[Exercise]: Omit every picture and return the rest of the data unaltered.

[Source data]:
○ ○ ○

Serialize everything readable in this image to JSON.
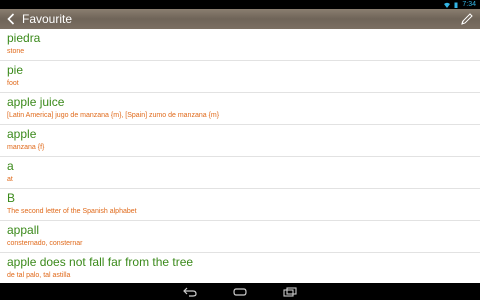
{
  "status": {
    "time": "7:34"
  },
  "actionbar": {
    "title": "Favourite"
  },
  "items": [
    {
      "word": "piedra",
      "def": "stone"
    },
    {
      "word": "pie",
      "def": "foot"
    },
    {
      "word": "apple juice",
      "def": "[Latin America] jugo de manzana {m}, [Spain] zumo de manzana {m}"
    },
    {
      "word": "apple",
      "def": "manzana {f}"
    },
    {
      "word": "a",
      "def": "at"
    },
    {
      "word": "B",
      "def": "The second letter of the Spanish alphabet"
    },
    {
      "word": "appall",
      "def": "consternado, consternar"
    },
    {
      "word": "apple does not fall far from the tree",
      "def": "de tal palo, tal astilla"
    }
  ],
  "colors": {
    "word": "#3b8a1b",
    "def": "#e06a1b",
    "accent": "#33b5e5"
  },
  "icons": [
    "back-icon",
    "edit-icon",
    "nav-back-icon",
    "nav-home-icon",
    "nav-recents-icon",
    "wifi-icon",
    "battery-icon"
  ]
}
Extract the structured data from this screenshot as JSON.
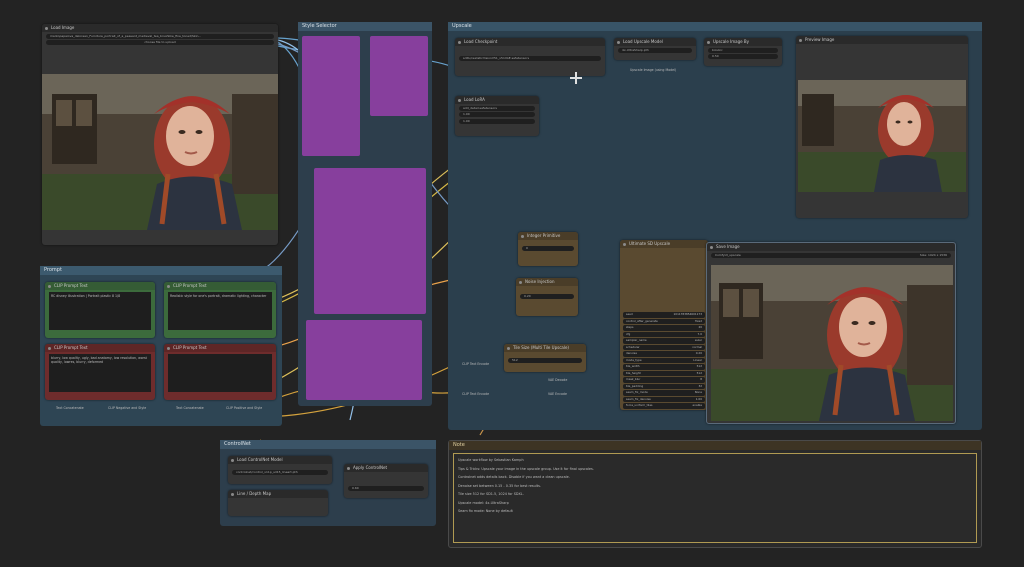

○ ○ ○

[Answer for this exercise]:
Serialize everything readable in this image to JSON.
{
  "status": {
    "time": "7:34"
  },
  "actionbar": {
    "title": "Favourite"
  },
  "items": [
    {
      "word": "piedra",
      "def": "stone"
    },
    {
      "word": "pie",
      "def": "foot"
    },
    {
      "word": "apple juice",
      "def": "[Latin America] jugo de manzana {m}, [Spain] zumo de manzana {m}"
    },
    {
      "word": "apple",
      "def": "manzana {f}"
    },
    {
      "word": "a",
      "def": "at"
    },
    {
      "word": "B",
      "def": "The second letter of the Spanish alphabet"
    },
    {
      "word": "appall",
      "def": "consternado, consternar"
    },
    {
      "word": "apple does not fall far from the tree",
      "def": "de tal palo, tal astilla"
    }
  ],
  "colors": {
    "word": "#3b8a1b",
    "def": "#e06a1b",
    "accent": "#33b5e5"
  },
  "icons": [
    "back-icon",
    "edit-icon",
    "nav-back-icon",
    "nav-home-icon",
    "nav-recents-icon",
    "wifi-icon",
    "battery-icon"
  ]
}
Extract the structured data from this screenshot as JSON.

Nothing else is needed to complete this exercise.